With the number of transfers in college basketball reaching 500 this past offseason and the awarding of immediate eligibility waivers lacking consistency, it’s clear that some steps needed to be taken to address the situation.
According to John Infante of The Bylaw Blog the NCAA is looking to do so, and if passed the new legislation could usher in a new era in collegiate athletics.
The new model that will be discussed by the NCAA Leadership Council this month will look to do the following, according to Infante:
- Athletes would still need to get permission to contact another school before transferring. But permission would be tied to practice and competition, not athletics aid. So even if permission was denied, the student-athlete would still be able to receive a scholarship.
- Athletes who qualify for the transfer exemption in the APR would be permitted to play immediately at the new school. That would make a 2.600 GPA the magic number to play immediately.
- Athletes who do not qualify to play immediately at the next school would still receive an extension of their five-year clock so they can use all their eligibility.
- Tampering with an athlete by another school would be considered a severe breach of conduct, a Level I violation, the highest in the NCAA’s new enforcement structure.
So student-athletes with a GPA of 2.6 or higher, if granted permission to compete at another institution by their previous school, would be eligible to play immediately. That would eliminate the year in residency currently required in transfer cases not involving an immediate eligibility waiver of some sort.
If a student-athlete transfers but isn’t granted permission by their prior institution to compete they would have to sit out the year. But the difference is that with the proposed setup permission will be tied to competition as opposed to the scholarship received, meaning that the transfer could still attend their next school on scholarship while sitting out that season.
Those who aren’t eligible to play immediately would essentially be granted an extra year on their “clock” (currently you get five years to play four), thus allowing them to keep that year of eligibility.
So how will all of this go over with the coaches, especially those at the low- and mid-major levels? Will there be a fear that this legislation could push college athletics closer to a “free agency” of sorts?
Hard to believe that coaches at schools that don’t have their “pick of the litter” when it comes to recruiting will be in favor fo such a move, and this is a topic that will be discussed quite often between now and when it could possible be up for vote in August.
The risk is there to develop a player, only to have him be taken off your hands by a higher-profile program. Sure there’s a chance that there will be cases in which high-level players who aren’t seeing the minutes they want can transfer and help out a low- or mid-major program.

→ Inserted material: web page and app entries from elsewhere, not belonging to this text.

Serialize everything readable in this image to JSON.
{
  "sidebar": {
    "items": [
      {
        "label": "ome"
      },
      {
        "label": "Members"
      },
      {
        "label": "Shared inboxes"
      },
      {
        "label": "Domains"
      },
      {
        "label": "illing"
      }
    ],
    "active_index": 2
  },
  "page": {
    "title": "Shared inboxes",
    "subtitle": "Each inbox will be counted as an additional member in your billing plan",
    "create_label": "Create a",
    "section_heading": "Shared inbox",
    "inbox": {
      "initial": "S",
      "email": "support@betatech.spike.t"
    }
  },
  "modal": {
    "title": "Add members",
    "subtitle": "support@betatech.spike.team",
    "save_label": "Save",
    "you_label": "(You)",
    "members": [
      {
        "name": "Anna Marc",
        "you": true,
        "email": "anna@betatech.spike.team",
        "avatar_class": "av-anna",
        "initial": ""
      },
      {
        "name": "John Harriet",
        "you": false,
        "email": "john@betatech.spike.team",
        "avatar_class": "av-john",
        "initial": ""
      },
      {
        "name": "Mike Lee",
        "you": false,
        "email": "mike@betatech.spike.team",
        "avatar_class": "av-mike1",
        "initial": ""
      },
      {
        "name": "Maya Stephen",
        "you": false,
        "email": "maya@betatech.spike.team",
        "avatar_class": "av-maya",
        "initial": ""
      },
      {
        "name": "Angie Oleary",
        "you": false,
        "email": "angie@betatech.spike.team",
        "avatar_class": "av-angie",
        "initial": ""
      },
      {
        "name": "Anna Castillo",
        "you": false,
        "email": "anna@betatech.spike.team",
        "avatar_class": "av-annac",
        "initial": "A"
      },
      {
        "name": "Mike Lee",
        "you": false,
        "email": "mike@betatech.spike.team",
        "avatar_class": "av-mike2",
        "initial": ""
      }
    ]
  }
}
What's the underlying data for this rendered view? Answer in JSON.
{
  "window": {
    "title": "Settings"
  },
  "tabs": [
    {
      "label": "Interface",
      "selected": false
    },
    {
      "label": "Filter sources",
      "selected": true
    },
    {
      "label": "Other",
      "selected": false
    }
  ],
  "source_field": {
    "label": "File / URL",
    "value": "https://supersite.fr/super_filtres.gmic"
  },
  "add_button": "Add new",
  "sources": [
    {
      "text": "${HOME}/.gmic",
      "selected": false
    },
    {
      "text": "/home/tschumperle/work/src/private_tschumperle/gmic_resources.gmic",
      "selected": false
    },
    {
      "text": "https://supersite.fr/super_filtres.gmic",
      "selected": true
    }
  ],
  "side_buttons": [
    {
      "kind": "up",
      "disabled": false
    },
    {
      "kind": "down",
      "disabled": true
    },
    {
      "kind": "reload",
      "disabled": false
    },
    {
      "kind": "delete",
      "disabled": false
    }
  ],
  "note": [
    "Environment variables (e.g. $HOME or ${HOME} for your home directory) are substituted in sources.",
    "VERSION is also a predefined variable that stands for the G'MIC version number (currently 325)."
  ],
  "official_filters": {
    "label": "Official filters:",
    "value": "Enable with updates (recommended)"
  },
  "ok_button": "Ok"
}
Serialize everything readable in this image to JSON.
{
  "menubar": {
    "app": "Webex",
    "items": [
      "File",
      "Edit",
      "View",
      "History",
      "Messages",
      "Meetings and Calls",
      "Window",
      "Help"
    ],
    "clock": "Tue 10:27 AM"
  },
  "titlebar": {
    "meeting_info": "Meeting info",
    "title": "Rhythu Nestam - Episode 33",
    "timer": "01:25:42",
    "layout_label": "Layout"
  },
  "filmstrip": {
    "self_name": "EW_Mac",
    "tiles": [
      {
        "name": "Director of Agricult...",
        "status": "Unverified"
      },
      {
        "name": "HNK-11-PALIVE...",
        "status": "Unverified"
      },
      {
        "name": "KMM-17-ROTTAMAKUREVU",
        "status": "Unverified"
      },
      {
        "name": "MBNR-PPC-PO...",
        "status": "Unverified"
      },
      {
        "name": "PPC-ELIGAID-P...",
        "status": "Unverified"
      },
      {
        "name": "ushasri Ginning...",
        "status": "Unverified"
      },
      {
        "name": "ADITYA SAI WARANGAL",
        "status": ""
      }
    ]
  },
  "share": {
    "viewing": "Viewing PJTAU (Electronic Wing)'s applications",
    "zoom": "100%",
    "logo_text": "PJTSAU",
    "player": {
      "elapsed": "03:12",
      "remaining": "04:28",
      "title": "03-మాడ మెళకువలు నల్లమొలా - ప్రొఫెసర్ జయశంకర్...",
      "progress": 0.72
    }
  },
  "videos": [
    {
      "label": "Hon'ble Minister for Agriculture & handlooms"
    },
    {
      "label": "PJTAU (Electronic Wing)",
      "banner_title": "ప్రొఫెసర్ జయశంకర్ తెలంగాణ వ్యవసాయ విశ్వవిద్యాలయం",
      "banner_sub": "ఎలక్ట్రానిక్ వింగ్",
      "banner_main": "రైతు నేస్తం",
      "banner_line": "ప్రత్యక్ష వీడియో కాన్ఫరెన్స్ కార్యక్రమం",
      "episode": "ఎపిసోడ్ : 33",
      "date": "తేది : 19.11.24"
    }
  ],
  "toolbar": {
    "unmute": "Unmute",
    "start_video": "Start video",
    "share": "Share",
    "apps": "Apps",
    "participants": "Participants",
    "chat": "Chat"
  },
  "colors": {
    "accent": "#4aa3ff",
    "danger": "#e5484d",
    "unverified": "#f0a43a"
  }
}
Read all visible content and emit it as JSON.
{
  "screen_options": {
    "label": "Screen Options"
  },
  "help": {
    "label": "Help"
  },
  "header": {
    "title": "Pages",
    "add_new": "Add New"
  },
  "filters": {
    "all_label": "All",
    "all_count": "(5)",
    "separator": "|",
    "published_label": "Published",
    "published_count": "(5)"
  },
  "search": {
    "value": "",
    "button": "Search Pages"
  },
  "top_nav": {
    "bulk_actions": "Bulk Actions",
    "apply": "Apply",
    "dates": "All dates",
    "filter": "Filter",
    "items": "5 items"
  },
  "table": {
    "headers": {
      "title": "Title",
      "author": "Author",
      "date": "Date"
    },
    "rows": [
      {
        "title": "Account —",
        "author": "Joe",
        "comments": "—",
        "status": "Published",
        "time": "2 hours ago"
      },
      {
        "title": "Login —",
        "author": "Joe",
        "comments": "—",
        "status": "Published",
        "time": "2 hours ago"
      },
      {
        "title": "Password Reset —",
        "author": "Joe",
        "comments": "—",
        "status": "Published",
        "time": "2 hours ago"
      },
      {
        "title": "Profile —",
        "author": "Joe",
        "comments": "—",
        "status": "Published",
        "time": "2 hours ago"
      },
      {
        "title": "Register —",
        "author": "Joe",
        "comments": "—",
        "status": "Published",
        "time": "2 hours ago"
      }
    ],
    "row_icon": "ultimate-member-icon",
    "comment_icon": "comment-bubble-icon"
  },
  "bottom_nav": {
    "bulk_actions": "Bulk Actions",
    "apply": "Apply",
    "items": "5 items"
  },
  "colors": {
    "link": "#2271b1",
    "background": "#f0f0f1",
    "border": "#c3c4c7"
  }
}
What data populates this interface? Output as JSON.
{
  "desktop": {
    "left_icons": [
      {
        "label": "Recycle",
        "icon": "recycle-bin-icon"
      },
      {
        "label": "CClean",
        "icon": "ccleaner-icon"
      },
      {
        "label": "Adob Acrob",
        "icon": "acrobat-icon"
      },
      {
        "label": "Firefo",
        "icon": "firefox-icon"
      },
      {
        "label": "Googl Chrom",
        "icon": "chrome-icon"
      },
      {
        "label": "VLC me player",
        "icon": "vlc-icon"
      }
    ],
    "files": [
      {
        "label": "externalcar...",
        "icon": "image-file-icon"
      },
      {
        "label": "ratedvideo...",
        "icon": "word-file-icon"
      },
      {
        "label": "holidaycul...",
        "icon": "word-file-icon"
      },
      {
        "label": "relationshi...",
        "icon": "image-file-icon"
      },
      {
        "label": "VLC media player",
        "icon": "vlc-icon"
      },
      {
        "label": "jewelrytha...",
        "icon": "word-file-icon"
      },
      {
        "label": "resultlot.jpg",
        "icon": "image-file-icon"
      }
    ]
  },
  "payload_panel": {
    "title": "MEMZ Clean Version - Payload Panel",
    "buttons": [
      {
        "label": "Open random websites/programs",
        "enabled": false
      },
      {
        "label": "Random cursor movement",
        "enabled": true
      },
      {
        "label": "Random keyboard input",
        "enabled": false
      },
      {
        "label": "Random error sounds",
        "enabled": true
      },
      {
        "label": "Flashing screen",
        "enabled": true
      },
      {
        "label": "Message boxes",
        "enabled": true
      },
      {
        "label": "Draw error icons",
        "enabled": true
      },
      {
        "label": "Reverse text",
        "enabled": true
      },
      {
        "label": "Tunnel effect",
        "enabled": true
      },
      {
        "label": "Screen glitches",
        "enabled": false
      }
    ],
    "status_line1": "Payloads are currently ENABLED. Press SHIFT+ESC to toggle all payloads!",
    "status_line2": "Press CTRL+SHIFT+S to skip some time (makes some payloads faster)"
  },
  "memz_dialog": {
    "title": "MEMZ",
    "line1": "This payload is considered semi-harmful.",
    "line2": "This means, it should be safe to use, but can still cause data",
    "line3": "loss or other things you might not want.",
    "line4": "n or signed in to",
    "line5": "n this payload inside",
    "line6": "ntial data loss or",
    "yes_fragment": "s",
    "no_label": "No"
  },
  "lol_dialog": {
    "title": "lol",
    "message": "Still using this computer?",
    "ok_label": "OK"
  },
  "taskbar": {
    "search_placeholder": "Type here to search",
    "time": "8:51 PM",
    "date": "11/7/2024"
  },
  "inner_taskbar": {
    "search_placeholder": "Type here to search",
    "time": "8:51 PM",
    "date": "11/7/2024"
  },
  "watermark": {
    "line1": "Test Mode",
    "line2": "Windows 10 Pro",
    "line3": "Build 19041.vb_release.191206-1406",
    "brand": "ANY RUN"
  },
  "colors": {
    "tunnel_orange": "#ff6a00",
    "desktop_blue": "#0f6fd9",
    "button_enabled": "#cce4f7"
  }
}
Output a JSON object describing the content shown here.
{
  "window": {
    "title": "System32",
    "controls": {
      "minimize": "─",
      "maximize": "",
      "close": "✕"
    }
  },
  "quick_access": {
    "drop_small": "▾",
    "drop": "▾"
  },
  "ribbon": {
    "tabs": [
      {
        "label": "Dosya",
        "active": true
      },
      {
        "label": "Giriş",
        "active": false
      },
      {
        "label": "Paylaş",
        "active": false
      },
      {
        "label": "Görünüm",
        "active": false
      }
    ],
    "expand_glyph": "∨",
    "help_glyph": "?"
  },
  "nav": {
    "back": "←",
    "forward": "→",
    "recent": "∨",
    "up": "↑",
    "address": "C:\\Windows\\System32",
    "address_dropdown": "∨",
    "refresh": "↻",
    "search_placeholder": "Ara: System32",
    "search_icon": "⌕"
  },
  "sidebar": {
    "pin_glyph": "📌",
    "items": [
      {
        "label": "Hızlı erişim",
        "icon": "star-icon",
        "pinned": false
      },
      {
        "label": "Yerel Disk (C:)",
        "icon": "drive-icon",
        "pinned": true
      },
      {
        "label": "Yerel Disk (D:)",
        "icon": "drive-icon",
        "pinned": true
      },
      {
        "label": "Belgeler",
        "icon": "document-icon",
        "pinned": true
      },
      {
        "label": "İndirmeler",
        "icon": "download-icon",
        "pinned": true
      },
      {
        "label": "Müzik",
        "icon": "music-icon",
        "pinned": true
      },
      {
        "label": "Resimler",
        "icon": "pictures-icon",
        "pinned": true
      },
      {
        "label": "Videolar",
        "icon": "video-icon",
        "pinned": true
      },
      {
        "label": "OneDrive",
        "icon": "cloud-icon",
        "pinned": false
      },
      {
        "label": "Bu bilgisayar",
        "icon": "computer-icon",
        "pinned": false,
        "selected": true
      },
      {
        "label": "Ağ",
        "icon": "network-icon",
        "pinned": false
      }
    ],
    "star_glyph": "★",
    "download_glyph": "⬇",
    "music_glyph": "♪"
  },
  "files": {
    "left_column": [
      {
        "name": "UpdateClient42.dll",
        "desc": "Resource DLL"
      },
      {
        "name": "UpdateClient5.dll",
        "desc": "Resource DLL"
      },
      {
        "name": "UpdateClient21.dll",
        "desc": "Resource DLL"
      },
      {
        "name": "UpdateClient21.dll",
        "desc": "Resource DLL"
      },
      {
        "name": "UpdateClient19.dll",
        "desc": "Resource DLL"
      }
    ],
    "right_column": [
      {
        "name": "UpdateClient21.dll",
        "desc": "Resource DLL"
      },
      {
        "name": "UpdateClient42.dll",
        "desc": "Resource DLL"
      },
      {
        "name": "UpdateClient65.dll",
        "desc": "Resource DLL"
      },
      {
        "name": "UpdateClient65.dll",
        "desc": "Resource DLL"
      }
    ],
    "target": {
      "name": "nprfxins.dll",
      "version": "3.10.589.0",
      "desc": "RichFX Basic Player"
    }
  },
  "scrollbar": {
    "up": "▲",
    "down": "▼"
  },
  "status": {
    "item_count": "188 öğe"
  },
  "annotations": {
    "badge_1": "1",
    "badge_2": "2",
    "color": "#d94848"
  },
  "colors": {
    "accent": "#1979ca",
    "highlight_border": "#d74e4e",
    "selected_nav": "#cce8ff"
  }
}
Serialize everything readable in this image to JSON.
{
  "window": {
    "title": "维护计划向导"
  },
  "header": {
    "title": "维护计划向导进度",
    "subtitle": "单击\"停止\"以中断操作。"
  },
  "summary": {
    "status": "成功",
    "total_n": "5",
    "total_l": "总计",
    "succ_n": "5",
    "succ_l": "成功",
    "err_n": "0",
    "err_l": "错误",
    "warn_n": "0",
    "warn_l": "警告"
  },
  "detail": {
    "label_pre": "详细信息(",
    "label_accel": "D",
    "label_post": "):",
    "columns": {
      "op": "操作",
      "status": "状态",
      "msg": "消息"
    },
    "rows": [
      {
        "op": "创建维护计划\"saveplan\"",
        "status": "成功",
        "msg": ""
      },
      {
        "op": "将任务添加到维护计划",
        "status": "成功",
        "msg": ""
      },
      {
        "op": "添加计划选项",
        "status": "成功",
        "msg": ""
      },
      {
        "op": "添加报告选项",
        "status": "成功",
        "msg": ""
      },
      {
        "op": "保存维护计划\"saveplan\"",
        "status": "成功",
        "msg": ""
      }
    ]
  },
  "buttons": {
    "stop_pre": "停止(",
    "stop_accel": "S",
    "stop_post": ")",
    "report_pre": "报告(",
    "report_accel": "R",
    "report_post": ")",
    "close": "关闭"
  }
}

But those are the cases that will receive the bulk of the attention.
And when it comes to tampering, how would the NCAA really find out about a coach reaching out to a player’s AAU or high school coach and simply saying “if he’s interested have him give us a call?”
The NCAA means well in regards to the student-athletes here, but is this the best way to address the rising number of transfers? Given the amount of power the players would receive, it will be interesting to see if the schools ultimately sign off on this legislation.